            Appellant also argues that the district court erred by pronouncing his sentences for his misdemeanor and gross-misdemeanor convictions by written order and not orally.  The district court issued a written order, imposing 90-day sentences to run concurrently, later on the day of the sentencing hearing.  Without citing any legal authority, appellant asks this court to vacate those sentences. 

            “The interpretation of the rules of criminal procedure is a question of law subject to de novo review.”  A. C. Ford, 690 N.W.2d at 712.  With few exceptions, a “[d]efendant must be personally present at the sentencing hearing and at the time sentence is pronounced.”  Minn. R. Crim. P. 27.03, subd. 2.  At the hearing, the court accepts statements from the prosecutor, victim, defense counsel, and defendant.  Id., subd. 3.  Defendant’s presence at sentencing is a matter of due process.  State v. Calmes, 632 N.W.2d 641, 649 (Minn. 2001). 

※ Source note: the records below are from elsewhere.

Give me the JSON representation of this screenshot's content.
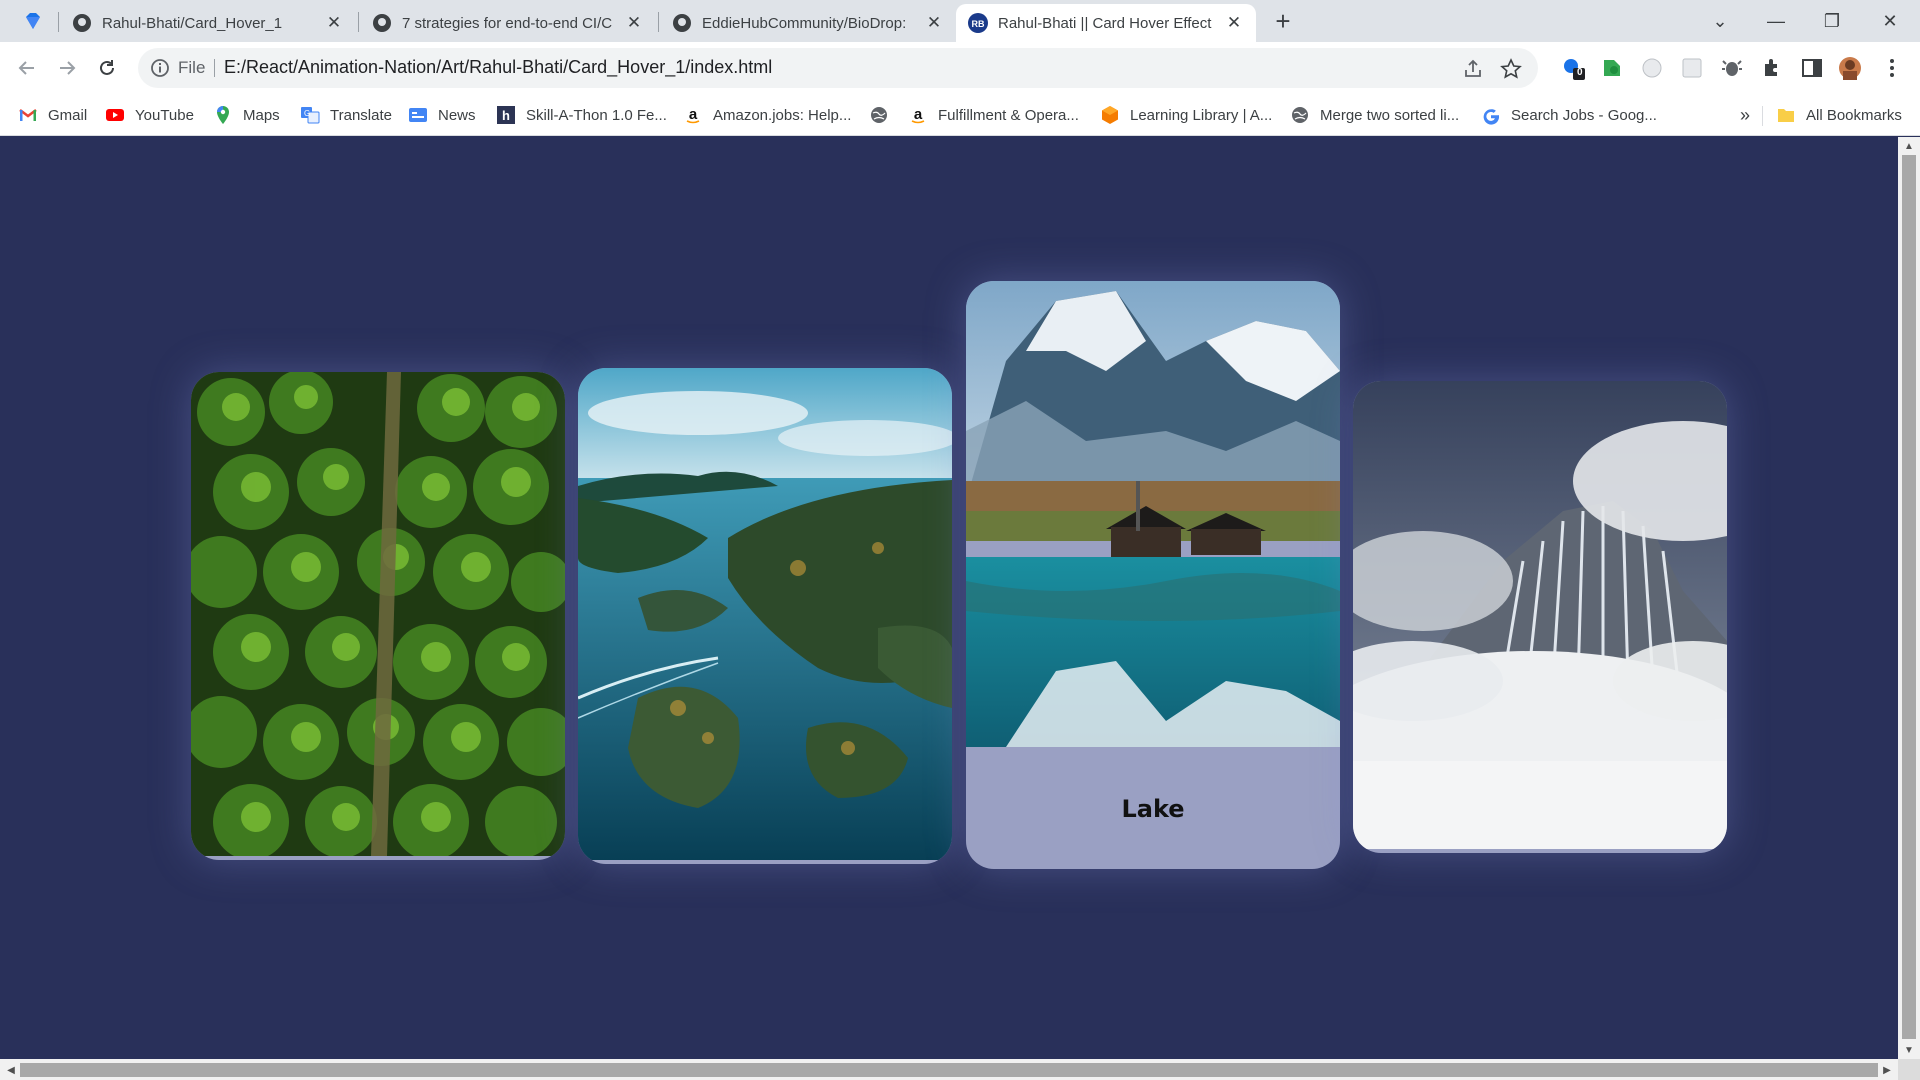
{
  "browser": {
    "tabs": [
      {
        "title": "Rahul-Bhati/Card_Hover_1",
        "icon": "github-icon",
        "active": false
      },
      {
        "title": "7 strategies for end-to-end CI/C",
        "icon": "github-icon",
        "active": false
      },
      {
        "title": "EddieHubCommunity/BioDrop: ",
        "icon": "github-icon",
        "active": false
      },
      {
        "title": "Rahul-Bhati || Card Hover Effect",
        "icon": "rb-favicon",
        "active": true
      }
    ],
    "address": {
      "scheme_label": "File",
      "url": "E:/React/Animation-Nation/Art/Rahul-Bhati/Card_Hover_1/index.html"
    },
    "extension_badge": "0"
  },
  "bookmarks": [
    {
      "label": "Gmail",
      "icon": "gmail-icon"
    },
    {
      "label": "YouTube",
      "icon": "youtube-icon"
    },
    {
      "label": "Maps",
      "icon": "maps-pin-icon"
    },
    {
      "label": "Translate",
      "icon": "translate-icon"
    },
    {
      "label": "News",
      "icon": "news-icon"
    },
    {
      "label": "Skill-A-Thon 1.0 Fe...",
      "icon": "hackerearth-icon"
    },
    {
      "label": "Amazon.jobs: Help...",
      "icon": "amazon-icon"
    },
    {
      "label": "",
      "icon": "globe-icon"
    },
    {
      "label": "Fulfillment & Opera...",
      "icon": "amazon-icon"
    },
    {
      "label": "Learning Library | A...",
      "icon": "hexagon-icon"
    },
    {
      "label": "Merge two sorted li...",
      "icon": "globe-icon"
    },
    {
      "label": "Search Jobs - Goog...",
      "icon": "google-icon"
    }
  ],
  "bookmarks_overflow": "»",
  "all_bookmarks_label": "All Bookmarks",
  "cards": [
    {
      "name": "forest",
      "caption": ""
    },
    {
      "name": "islands",
      "caption": ""
    },
    {
      "name": "lake",
      "caption": "Lake"
    },
    {
      "name": "mountain",
      "caption": ""
    }
  ],
  "colors": {
    "page_background": "#29305a",
    "card_caption_background": "#9aa0c3"
  }
}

            But a defendant does not obtain a right to be present at all sentencing hearings, only the original hearing in matters of death or imprisonment.  Calmes, 632 N.W.2d at 649-50.  The defendant must receive “some notice of an order before that order can be effective,” and “[t]o be effective, a court order must become a part of the official record, whether by transcript or document.”  Martinek v. State, 678 N.W.2d 714, 718 (Minn. App. 2004).  Furthermore, “a defendant does not automatically acquire a vested interest in an erroneous sentence.”  Calmes, 632 N.W.2d at 647 (citing DeWitt v. Ventetoulo, 6 F.3d 32, 35 (1st Cir. 1993), cert. denied, 511 U.S. 1032 (1994)).  Only “after the defendant has served so much of his sentence that [its] expectations as to its finality have crystallized” is it unfair to enhance a sentence.  State v. Humes, 581 N.W.2d 317,321 n.22 (Minn. 1998) (citing United States v. Lundien, 769 F.2d 981, 987 (4th Cir. 1985), cert. denied, 474 U.S. 1064 (1986)); see Calmes, 632 N.W.2d at 644-45 (explaining Humes).  “[O]nly in an ‘extreme case’ will a revision be so unfair that it amounts to a violation of due process.”  Calmes, 632 N.W.2d at 647 (quoting DeWitt, 6 F.3d at 35).  The Calmes court was clear about the frequency of success.  Id.  “[S]uch cases will be rare.”  Id.

While we agree that the district court erred by not orally sentencing appellant on all convictions, because the district court’s written sentencing order was issued the same day as the sentencing hearing and because the comparatively brief, concurrent sentences do not prejudice appellant, we conclude that any error the district court made was harmless.

            Alternatively, appellant argues that by operation of statute, his gross-misdemeanor DAC conviction must be reduced to a misdemeanor.  A question of statutory construction is subject to de novo review.  Holmes, 719 N.W.2d at 907.  Minnesota law provides that “[n]otwithstanding that a conviction is for a gross misdemeanor, the conviction is deemed to be for a misdemeanor if . . . the sentence imposed is within the limits provided by law for a misdemeanor as defined in section 609.02.”  Minn. Stat. § 609.13, subd. 2 (2002).  Minnesota law defines a misdemeanor as “a crime for which a sentence of not more than 90 days or a fine of not more than $1,000, or both, may be imposed.”  Minn. Stat. § 609.02, subd. 3 (2002).  A gross misdemeanor is defined as “any crime which is not a felony or misdemeanor.”  Id., subd. 4 (2002).

            Here, appellant was sentenced for 90 days, concurrent with his prior sentences, for gross-misdemeanor DAC, misdemeanor open bottle, misdemeanor obstruction of justice, and misdemeanor speeding.  The 90-day sentence for DAC is a misdemeanor sentence.  See Minn. Stat. § 609.02, subd. 3.  The statute automatically deems the conviction a misdemeanor.  See Minn. Stat. § 609.13, subd. 2(1).  Therefore, on remand, we direct the district court to correct the record to so reflect.

            Affirmed in part, vacated in part, and remanded.